Problem details: Write out each entry word for word.

^^^^^^^^^^^^^^^^

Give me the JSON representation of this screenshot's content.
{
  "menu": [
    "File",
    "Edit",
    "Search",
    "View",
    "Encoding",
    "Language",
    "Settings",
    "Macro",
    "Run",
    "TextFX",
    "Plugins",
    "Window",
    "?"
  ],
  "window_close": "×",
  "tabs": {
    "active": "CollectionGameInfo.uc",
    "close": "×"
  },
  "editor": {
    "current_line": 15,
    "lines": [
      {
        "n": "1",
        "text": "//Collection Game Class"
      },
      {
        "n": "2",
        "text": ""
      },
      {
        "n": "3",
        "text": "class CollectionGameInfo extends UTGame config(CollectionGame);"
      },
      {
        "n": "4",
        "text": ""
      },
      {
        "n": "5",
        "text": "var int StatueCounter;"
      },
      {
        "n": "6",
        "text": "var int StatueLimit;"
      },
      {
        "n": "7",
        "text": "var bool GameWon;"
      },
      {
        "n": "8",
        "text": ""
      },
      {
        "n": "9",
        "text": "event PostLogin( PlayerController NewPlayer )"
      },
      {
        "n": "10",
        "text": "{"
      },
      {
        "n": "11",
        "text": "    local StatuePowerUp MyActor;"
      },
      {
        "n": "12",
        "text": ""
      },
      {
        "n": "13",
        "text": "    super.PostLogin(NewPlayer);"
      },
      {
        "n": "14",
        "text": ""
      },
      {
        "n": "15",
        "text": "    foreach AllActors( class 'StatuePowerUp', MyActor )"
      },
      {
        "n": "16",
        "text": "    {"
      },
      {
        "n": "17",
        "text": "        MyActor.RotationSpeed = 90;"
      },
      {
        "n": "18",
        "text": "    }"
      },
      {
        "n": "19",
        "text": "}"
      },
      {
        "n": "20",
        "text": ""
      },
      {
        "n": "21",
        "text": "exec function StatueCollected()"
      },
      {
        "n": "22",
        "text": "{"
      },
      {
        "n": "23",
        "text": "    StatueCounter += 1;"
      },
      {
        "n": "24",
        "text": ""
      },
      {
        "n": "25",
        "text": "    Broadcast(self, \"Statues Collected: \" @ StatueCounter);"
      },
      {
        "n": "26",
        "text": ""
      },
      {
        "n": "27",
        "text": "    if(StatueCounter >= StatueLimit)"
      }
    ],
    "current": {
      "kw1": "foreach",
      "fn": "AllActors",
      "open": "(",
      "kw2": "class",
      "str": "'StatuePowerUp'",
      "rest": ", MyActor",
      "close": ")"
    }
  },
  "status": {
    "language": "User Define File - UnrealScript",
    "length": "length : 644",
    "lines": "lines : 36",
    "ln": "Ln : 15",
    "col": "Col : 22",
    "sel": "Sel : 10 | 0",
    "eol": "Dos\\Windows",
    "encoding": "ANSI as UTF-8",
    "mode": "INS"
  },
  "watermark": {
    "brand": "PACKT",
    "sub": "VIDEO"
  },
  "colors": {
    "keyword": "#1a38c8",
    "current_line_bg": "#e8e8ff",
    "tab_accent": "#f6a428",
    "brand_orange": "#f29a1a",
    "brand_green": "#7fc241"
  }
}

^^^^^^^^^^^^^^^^

Solution to the exercise:
Give me the JSON representation of this screenshot's content.
{
  "menu": [
    "File",
    "Edit",
    "Search",
    "View",
    "Encoding",
    "Language",
    "Settings",
    "Macro",
    "Run",
    "TextFX",
    "Plugins",
    "Window",
    "?"
  ],
  "window_close": "×",
  "tabs": {
    "active": "CollectionGameInfo.uc",
    "close": "×"
  },
  "editor": {
    "current_line": 15,
    "lines": [
      {
        "n": "1",
        "text": "//Collection Game Class"
      },
      {
        "n": "2",
        "text": ""
      },
      {
        "n": "3",
        "text": "class CollectionGameInfo extends UTGame config(CollectionGame);"
      },
      {
        "n": "4",
        "text": ""
      },
      {
        "n": "5",
        "text": "var int StatueCounter;"
      },
      {
        "n": "6",
        "text": "var int StatueLimit;"
      },
      {
        "n": "7",
        "text": "var bool GameWon;"
      },
      {
        "n": "8",
        "text": ""
      },
      {
        "n": "9",
        "text": "event PostLogin( PlayerController NewPlayer )"
      },
      {
        "n": "10",
        "text": "{"
      },
      {
        "n": "11",
        "text": "    local StatuePowerUp MyActor;"
      },
      {
        "n": "12",
        "text": ""
      },
      {
        "n": "13",
        "text": "    super.PostLogin(NewPlayer);"
      },
      {
        "n": "14",
        "text": ""
      },
      {
        "n": "15",
        "text": "    foreach AllActors( class 'StatuePowerUp', MyActor )"
      },
      {
        "n": "16",
        "text": "    {"
      },
      {
        "n": "17",
        "text": "        MyActor.RotationSpeed = 90;"
      },
      {
        "n": "18",
        "text": "    }"
      },
      {
        "n": "19",
        "text": "}"
      },
      {
        "n": "20",
        "text": ""
      },
      {
        "n": "21",
        "text": "exec function StatueCollected()"
      },
      {
        "n": "22",
        "text": "{"
      },
      {
        "n": "23",
        "text": "    StatueCounter += 1;"
      },
      {
        "n": "24",
        "text": ""
      },
      {
        "n": "25",
        "text": "    Broadcast(self, \"Statues Collected: \" @ StatueCounter);"
      },
      {
        "n": "26",
        "text": ""
      },
      {
        "n": "27",
        "text": "    if(StatueCounter >= StatueLimit)"
      }
    ],
    "current": {
      "kw1": "foreach",
      "fn": "AllActors",
      "open": "(",
      "kw2": "class",
      "str": "'StatuePowerUp'",
      "rest": ", MyActor",
      "close": ")"
    }
  },
  "status": {
    "language": "User Define File - UnrealScript",
    "length": "length : 644",
    "lines": "lines : 36",
    "ln": "Ln : 15",
    "col": "Col : 22",
    "sel": "Sel : 10 | 0",
    "eol": "Dos\\Windows",
    "encoding": "ANSI as UTF-8",
    "mode": "INS"
  },
  "watermark": {
    "brand": "PACKT",
    "sub": "VIDEO"
  },
  "colors": {
    "keyword": "#1a38c8",
    "current_line_bg": "#e8e8ff",
    "tab_accent": "#f6a428",
    "brand_orange": "#f29a1a",
    "brand_green": "#7fc241"
  }
}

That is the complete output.